BioMar looking to make Chinese fish farming greener
Following a series of trials over the past two years, BioMar said has signed a contract with Minze Long Yang Xia, the largest trout farmer in China, to supply high performance, sustainable fish feed.
The BioMar BioFarm teams, located in both China and Denmark, have been collaborating closely with Long Yang Xia on technical onsite trials. The Danish company said its extensive knowledge on nutritional requirements of trout as well as a strict selection of raw materials according to their characteristics and contribution to sustainability impacts, has resulted in more environmentally optimal feed formulation.
It did not disclose any of the ingredients in this particular formulation. It just reported that by developing a low impact feed recipe by varying the ingredients, it can play a crucial role in reducing a farmer’s overall environmental footprint.
“During the trials, the BioMar feed formulation was tested against local feed recipes and the reduction in environmental footprint is mainly seen by the high reduction of discharge of nitrogen and phosphorous into the ecosystem when the trout were given the BioMar feed,” a spokesperson for BioMar told us.
The formulation was also designed to ensure optimal trout growth performance and fish welfare, said the group. It is very much tailored to Chinese production:

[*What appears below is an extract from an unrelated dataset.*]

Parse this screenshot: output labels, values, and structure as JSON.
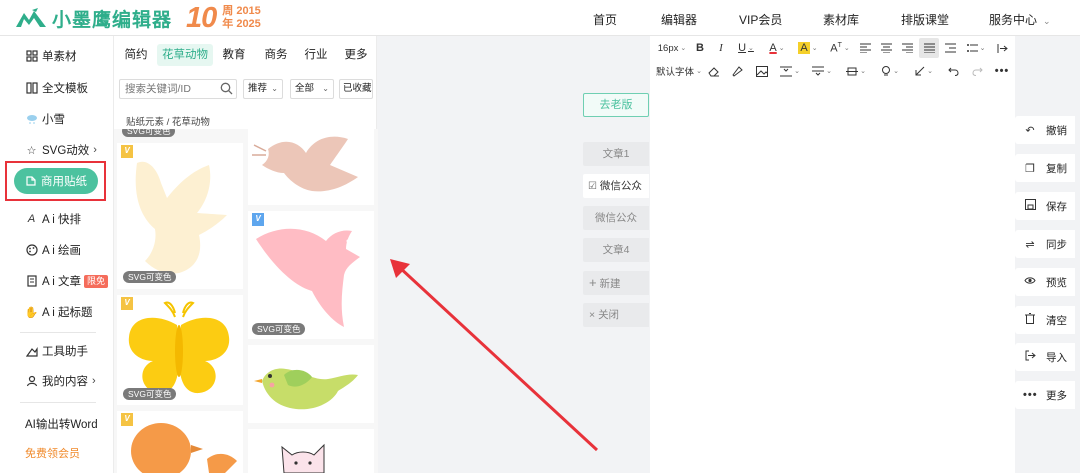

“The feed trials were undertaken on the farm in China, and took into consideration the specific farming techniques and environmental conditions in the area. This is not only limited to the feed recipes but also includes the feeding strategy," added the spokesperson.

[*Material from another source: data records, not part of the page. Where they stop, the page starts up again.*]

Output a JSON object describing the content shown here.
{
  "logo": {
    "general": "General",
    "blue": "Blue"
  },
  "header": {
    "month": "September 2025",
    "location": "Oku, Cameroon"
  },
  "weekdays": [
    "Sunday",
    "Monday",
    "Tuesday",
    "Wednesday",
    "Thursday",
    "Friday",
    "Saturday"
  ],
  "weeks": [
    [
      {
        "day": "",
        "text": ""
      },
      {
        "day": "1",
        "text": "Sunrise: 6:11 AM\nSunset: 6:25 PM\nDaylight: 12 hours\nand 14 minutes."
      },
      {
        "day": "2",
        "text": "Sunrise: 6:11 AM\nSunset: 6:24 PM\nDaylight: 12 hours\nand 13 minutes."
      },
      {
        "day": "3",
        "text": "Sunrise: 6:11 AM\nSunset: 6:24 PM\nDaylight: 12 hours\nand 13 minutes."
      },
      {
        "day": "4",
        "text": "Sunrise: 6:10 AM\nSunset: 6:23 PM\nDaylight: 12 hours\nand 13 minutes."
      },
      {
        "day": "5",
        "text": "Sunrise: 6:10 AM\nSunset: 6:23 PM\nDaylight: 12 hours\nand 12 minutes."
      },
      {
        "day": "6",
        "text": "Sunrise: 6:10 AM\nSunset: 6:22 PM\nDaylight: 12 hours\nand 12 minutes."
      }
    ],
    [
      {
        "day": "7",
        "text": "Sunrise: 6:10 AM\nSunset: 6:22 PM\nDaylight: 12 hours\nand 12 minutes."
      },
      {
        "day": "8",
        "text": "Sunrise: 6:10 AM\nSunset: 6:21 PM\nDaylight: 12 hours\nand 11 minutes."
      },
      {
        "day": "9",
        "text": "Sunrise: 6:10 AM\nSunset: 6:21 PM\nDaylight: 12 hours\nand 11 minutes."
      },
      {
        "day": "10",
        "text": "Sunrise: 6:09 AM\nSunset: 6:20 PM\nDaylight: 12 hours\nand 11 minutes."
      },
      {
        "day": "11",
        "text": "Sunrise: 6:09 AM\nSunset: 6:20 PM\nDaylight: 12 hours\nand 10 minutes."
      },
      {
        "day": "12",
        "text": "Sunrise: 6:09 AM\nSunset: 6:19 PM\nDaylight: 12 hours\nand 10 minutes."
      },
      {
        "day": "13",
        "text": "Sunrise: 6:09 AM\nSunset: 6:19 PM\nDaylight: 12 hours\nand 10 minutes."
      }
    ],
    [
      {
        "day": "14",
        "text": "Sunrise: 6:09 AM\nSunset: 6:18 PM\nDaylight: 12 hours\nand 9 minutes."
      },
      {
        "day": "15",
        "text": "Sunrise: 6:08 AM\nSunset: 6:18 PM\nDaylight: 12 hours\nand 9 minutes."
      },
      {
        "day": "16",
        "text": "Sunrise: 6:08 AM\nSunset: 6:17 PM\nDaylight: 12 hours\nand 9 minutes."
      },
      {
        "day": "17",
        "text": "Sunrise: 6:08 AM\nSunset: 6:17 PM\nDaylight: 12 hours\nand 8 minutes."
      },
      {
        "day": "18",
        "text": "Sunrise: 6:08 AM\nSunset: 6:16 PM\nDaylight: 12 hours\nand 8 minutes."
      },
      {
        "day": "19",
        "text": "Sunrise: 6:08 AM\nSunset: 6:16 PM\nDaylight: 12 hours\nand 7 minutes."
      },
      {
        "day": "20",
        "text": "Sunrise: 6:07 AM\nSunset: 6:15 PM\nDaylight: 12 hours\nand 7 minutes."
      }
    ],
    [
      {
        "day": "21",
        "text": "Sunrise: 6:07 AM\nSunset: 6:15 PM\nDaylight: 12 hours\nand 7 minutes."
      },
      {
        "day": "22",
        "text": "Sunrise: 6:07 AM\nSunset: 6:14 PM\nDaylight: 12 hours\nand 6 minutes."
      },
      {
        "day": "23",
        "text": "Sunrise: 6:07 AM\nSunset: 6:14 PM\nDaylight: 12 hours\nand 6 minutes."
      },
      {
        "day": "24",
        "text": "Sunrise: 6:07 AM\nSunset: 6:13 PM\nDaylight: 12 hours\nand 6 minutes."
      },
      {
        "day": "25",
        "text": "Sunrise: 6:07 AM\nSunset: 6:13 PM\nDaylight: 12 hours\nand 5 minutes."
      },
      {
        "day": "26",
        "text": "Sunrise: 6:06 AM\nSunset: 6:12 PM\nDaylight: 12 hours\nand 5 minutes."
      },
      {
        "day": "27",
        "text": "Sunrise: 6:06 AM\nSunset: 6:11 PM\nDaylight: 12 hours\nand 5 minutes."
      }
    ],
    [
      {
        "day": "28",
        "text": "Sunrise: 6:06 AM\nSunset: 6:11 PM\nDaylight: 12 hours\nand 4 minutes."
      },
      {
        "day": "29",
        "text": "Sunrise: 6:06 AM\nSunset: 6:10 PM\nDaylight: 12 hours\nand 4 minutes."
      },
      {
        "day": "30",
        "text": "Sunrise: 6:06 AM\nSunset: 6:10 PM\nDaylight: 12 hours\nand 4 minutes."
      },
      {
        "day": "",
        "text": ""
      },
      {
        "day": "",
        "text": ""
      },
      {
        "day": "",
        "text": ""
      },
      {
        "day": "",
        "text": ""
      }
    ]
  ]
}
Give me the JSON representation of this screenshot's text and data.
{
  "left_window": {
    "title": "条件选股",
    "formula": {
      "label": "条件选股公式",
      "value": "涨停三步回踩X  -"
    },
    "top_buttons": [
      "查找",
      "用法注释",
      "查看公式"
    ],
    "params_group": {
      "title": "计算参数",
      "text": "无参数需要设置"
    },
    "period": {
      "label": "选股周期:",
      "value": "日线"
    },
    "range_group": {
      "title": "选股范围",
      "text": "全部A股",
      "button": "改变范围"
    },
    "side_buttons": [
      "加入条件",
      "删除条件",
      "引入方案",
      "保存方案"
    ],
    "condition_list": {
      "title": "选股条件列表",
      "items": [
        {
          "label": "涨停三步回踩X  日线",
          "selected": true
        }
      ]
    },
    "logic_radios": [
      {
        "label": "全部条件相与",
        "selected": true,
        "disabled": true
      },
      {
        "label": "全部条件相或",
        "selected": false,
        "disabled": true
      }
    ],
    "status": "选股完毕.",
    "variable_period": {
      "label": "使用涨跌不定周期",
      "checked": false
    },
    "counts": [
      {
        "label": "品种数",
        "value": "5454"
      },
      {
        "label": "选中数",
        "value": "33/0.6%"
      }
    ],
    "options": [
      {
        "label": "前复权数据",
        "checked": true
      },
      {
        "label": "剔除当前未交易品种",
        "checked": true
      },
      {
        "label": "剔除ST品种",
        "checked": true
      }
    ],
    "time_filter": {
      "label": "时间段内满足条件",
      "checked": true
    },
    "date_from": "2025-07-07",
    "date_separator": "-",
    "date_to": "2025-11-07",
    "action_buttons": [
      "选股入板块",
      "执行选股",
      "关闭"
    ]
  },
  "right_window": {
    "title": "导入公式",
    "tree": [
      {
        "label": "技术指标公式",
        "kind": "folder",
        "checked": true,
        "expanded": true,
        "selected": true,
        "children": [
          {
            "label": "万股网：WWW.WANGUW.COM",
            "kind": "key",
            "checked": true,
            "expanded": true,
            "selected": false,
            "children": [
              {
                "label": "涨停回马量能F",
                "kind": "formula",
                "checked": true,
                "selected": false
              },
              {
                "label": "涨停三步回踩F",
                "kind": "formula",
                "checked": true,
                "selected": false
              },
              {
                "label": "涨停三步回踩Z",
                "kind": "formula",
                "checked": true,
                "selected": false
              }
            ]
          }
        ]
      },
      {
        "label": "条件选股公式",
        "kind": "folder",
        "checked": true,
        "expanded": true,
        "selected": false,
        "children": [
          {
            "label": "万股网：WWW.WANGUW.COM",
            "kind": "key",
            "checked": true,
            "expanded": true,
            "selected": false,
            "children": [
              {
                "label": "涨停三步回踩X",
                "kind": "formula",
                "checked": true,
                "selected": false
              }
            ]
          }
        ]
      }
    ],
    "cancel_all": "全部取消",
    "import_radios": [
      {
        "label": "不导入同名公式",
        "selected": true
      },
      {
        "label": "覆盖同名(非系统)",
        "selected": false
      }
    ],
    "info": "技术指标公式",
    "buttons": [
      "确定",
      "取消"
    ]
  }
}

Long Yang Xia is a green pioneer in China, said BioMar. The Chinese producer has also invested in modern aquaculture technologies.
The Danish feed company said it expects other fish farmers in the Chinese market to look to more sustainable feed solutions as the Chinese government implements its new policy to improve the ecological profile of the aquaculture sector.
The majority of aquaculture operations in China are in freshwater or in brackish freshwater but the availability and quality of the water there has been impacted by both natural and anthropogenic activities, leading to poor water quality and reduced productivity in aquatic ecosystems.
Speaking to this publication in January this year, former BioMar executive, Neil Alsted, said fish farming in China has to become smarter.
“There are Chinese companies that understand this, but the farmers need to understand this and legislation has to support it.
“Fish farming in China is still very traditional, small family units. The way of farming has to change.”
The water quality is the limiting factor in Chinese aquaculture production today, he stressed.
“They [the regulators] are taking measures on air quality. [The same] will happen in relation to water quality, in fact, it is happening, but, of course, it is a big transition for the Chinese, it will take some time.”